Brachot 27 - When the sun grew hot, the manna would melt

The Sages allow to say the morning prayer until midday, while Rabbi Yehudah allows it only until the fourth hour of the day. They disagree about when does morning end. In view of their positions, who could have authored the following rule (remember, we don't want to introduce a third view unless absolutely necessary).

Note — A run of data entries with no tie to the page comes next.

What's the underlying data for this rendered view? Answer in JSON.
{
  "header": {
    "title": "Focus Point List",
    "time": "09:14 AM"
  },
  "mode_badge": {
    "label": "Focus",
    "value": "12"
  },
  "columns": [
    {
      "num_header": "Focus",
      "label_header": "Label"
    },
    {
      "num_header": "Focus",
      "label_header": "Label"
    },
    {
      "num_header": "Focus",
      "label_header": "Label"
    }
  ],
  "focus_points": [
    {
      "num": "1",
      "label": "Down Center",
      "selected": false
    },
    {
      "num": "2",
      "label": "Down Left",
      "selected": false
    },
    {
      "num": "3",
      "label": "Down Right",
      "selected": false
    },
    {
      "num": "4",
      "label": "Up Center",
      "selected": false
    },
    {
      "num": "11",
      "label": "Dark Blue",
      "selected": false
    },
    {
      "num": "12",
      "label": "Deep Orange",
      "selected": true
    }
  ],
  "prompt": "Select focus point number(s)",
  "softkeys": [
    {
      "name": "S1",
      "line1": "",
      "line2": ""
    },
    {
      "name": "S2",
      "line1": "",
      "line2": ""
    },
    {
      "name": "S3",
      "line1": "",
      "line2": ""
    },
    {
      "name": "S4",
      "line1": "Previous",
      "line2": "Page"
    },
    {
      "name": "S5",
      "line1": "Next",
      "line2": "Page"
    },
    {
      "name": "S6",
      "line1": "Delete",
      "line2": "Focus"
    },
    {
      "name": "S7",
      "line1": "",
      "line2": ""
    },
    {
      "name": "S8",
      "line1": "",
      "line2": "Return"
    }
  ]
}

The Torah said, " When the sun grew hot, the manna would melt ." - and that is the fourth hour! Now, you say it is the forth hour, but may not, maybe it is midday?! - No, midday is called " The heat of the day ." So who is the author? Not Rabbi Yehudah, who considers all four hours as morning, and surely not the Sages, who consider all six hours morning!? If you want, I can tell you that this rule agrees with the Sages, and if you want - with Rabbi Yehudah. How so? With the Sages: since the Torah said, " Morning, every morning ," it really meant the first part of the morning, that is, three hours, just as we said. Or with Rabbi Yehudah: " Morning, every morning " means one hour before the end of morning, that is, one hour before four, which is three.

Art: Frederick Childe Hassam - Sunday Morning